Work request: Each entry that follows should be set down precisely, with its pictures removed.

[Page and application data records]
◇ ◇ ◇ ◇ ◇

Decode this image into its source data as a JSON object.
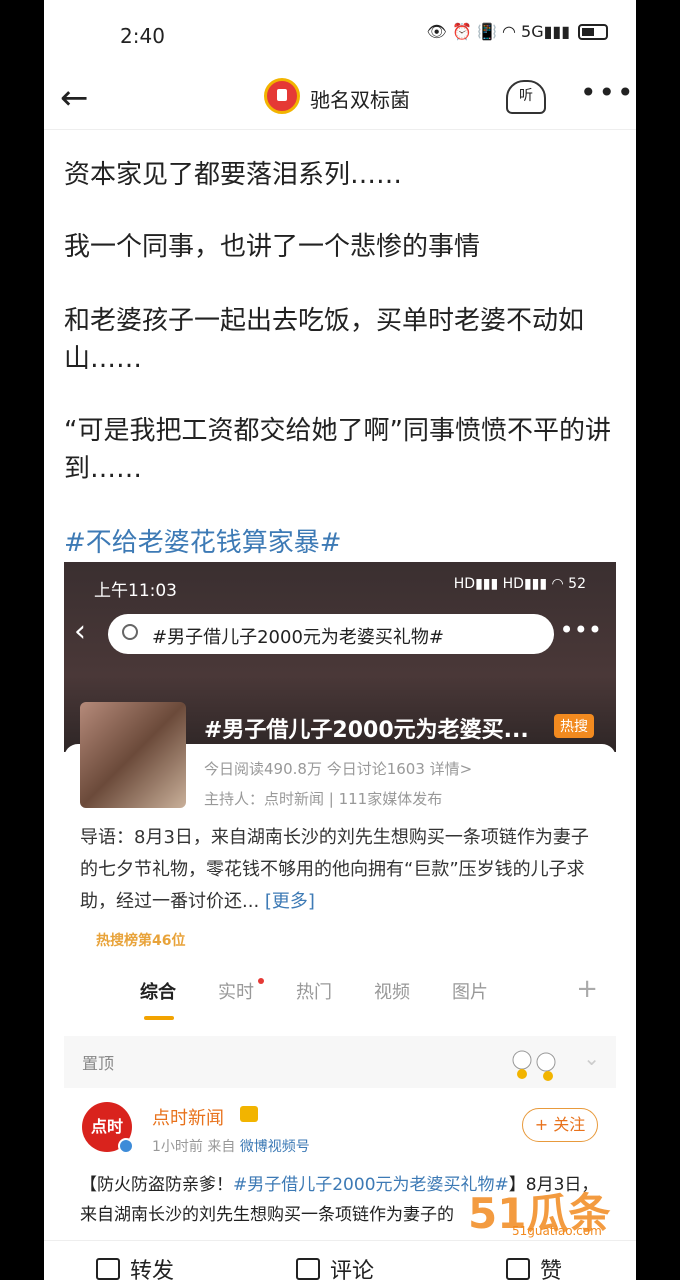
{
  "statusbar": {
    "time": "2:40",
    "icons": "👁 ⏰ 📳 ◠ 5G▮▮▮"
  },
  "nav": {
    "back_icon": "arrow-left-icon",
    "title": "驰名双标菌",
    "listen_label": "听",
    "more_label": "•••"
  },
  "post": {
    "paragraphs": [
      "资本家见了都要落泪系列……",
      "我一个同事，也讲了一个悲惨的事情",
      "和老婆孩子一起出去吃饭，买单时老婆不动如山……",
      "“可是我把工资都交给她了啊”同事愤愤不平的讲到……"
    ],
    "hashtag": "#不给老婆花钱算家暴#"
  },
  "embed": {
    "time": "上午11:03",
    "icons": "HD▮▮▮ HD▮▮▮ ◠ 52",
    "search_text": "#男子借儿子2000元为老婆买礼物#",
    "more_label": "•••",
    "topic_title": "#男子借儿子2000元为老婆买...",
    "hot_badge": "热搜",
    "stats": "今日阅读490.8万   今日讨论1603   详情>",
    "host": "主持人：点时新闻 | 111家媒体发布",
    "lead": "导语：8月3日，来自湖南长沙的刘先生想购买一条项链作为妻子的七夕节礼物，零花钱不够用的他向拥有“巨款”压岁钱的儿子求助，经过一番讨价还... ",
    "lead_more": "[更多]",
    "rank": "热搜榜第46位",
    "tabs": [
      "综合",
      "实时",
      "热门",
      "视频",
      "图片"
    ],
    "plus_label": "+",
    "pinned_label": "置顶",
    "author_avatar_text": "点时",
    "author_name": "点时新闻",
    "meta_time": "1小时前  来自 ",
    "meta_source": "微博视频号",
    "follow_label": "+ 关注",
    "post_prefix": "【防火防盗防亲爹！",
    "post_tag": "#男子借儿子2000元为老婆买礼物#",
    "post_suffix": "】8月3日，来自湖南长沙的刘先生想购买一条项链作为妻子的"
  },
  "watermark": {
    "logo": "51瓜条",
    "domain": "51guatiao.com"
  },
  "actions": {
    "repost": "转发",
    "comment": "评论",
    "like": "赞"
  },
  "colors": {
    "link": "#3d7ab5",
    "accent": "#f2a300",
    "orange": "#e8721c"
  }
}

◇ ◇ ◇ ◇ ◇

Result of this exercise:
Decode this image into its source data as a JSON object.
{
  "statusbar": {
    "time": "2:40",
    "icons": "👁 ⏰ 📳 ◠ 5G▮▮▮"
  },
  "nav": {
    "back_icon": "arrow-left-icon",
    "title": "驰名双标菌",
    "listen_label": "听",
    "more_label": "•••"
  },
  "post": {
    "paragraphs": [
      "资本家见了都要落泪系列……",
      "我一个同事，也讲了一个悲惨的事情",
      "和老婆孩子一起出去吃饭，买单时老婆不动如山……",
      "“可是我把工资都交给她了啊”同事愤愤不平的讲到……"
    ],
    "hashtag": "#不给老婆花钱算家暴#"
  },
  "embed": {
    "time": "上午11:03",
    "icons": "HD▮▮▮ HD▮▮▮ ◠ 52",
    "search_text": "#男子借儿子2000元为老婆买礼物#",
    "more_label": "•••",
    "topic_title": "#男子借儿子2000元为老婆买...",
    "hot_badge": "热搜",
    "stats": "今日阅读490.8万   今日讨论1603   详情>",
    "host": "主持人：点时新闻 | 111家媒体发布",
    "lead": "导语：8月3日，来自湖南长沙的刘先生想购买一条项链作为妻子的七夕节礼物，零花钱不够用的他向拥有“巨款”压岁钱的儿子求助，经过一番讨价还... ",
    "lead_more": "[更多]",
    "rank": "热搜榜第46位",
    "tabs": [
      "综合",
      "实时",
      "热门",
      "视频",
      "图片"
    ],
    "plus_label": "+",
    "pinned_label": "置顶",
    "author_avatar_text": "点时",
    "author_name": "点时新闻",
    "meta_time": "1小时前  来自 ",
    "meta_source": "微博视频号",
    "follow_label": "+ 关注",
    "post_prefix": "【防火防盗防亲爹！",
    "post_tag": "#男子借儿子2000元为老婆买礼物#",
    "post_suffix": "】8月3日，来自湖南长沙的刘先生想购买一条项链作为妻子的"
  },
  "watermark": {
    "logo": "51瓜条",
    "domain": "51guatiao.com"
  },
  "actions": {
    "repost": "转发",
    "comment": "评论",
    "like": "赞"
  },
  "colors": {
    "link": "#3d7ab5",
    "accent": "#f2a300",
    "orange": "#e8721c"
  }
}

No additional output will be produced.